» **BRIEF**: Search the data for "Users". Return each matching line.

(Records excerpted from a collection)
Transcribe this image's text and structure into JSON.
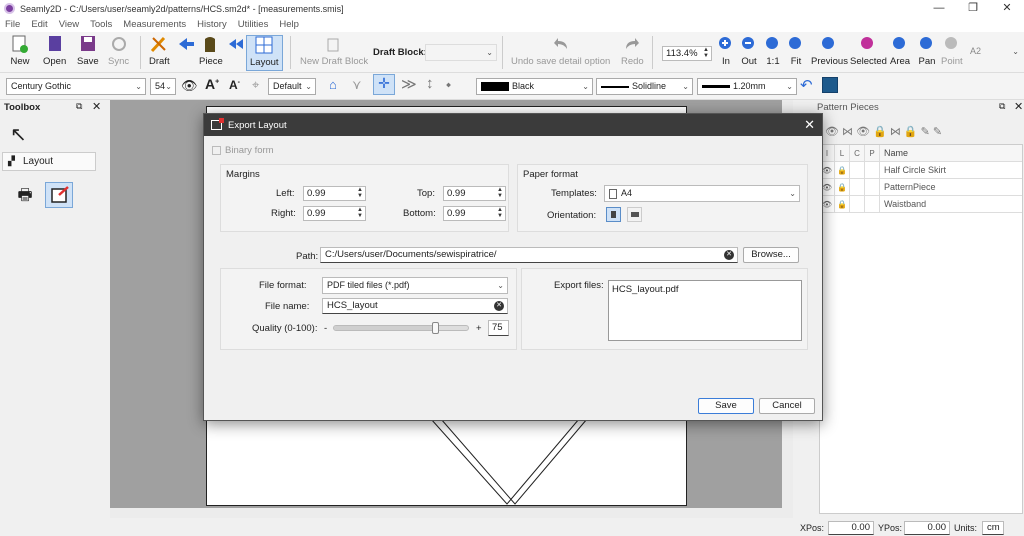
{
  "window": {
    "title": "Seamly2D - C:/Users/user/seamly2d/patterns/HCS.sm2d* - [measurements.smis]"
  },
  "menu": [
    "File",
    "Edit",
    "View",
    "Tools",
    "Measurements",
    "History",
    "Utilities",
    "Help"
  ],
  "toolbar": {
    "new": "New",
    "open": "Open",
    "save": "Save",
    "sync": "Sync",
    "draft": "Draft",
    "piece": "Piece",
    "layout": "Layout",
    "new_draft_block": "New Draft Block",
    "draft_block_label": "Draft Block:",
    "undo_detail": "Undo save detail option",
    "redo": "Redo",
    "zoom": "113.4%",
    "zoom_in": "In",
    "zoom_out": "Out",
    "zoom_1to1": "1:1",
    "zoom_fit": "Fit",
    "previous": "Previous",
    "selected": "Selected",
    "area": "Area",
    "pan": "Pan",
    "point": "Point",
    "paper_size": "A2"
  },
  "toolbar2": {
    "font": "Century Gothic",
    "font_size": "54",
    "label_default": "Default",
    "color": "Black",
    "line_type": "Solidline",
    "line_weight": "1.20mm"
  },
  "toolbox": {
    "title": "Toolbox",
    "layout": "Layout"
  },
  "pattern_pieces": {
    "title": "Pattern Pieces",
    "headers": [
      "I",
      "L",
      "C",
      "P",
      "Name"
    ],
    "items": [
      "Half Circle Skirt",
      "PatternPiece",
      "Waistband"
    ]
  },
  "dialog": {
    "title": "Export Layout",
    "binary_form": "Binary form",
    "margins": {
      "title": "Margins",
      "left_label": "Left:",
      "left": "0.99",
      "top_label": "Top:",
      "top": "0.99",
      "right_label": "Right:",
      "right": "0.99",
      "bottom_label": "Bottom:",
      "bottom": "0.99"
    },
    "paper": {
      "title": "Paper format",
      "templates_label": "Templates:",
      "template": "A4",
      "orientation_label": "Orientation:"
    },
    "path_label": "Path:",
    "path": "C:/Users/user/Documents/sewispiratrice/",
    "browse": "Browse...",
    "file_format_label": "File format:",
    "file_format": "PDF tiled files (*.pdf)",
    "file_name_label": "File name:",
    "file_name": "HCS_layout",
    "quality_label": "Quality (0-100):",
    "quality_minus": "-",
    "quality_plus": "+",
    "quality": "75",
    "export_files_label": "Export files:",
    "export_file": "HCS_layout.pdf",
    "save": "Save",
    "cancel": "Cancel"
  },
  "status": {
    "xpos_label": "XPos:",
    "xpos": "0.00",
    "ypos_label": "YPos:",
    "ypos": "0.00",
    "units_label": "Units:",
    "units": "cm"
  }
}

» **REPLY TO THE EXERCISE**:
    "title": "Seamly2D - C:/Users/user/seamly2d/patterns/HCS.sm2d* - [measurements.smis]"
    "path": "C:/Users/user/Documents/sewispiratrice/",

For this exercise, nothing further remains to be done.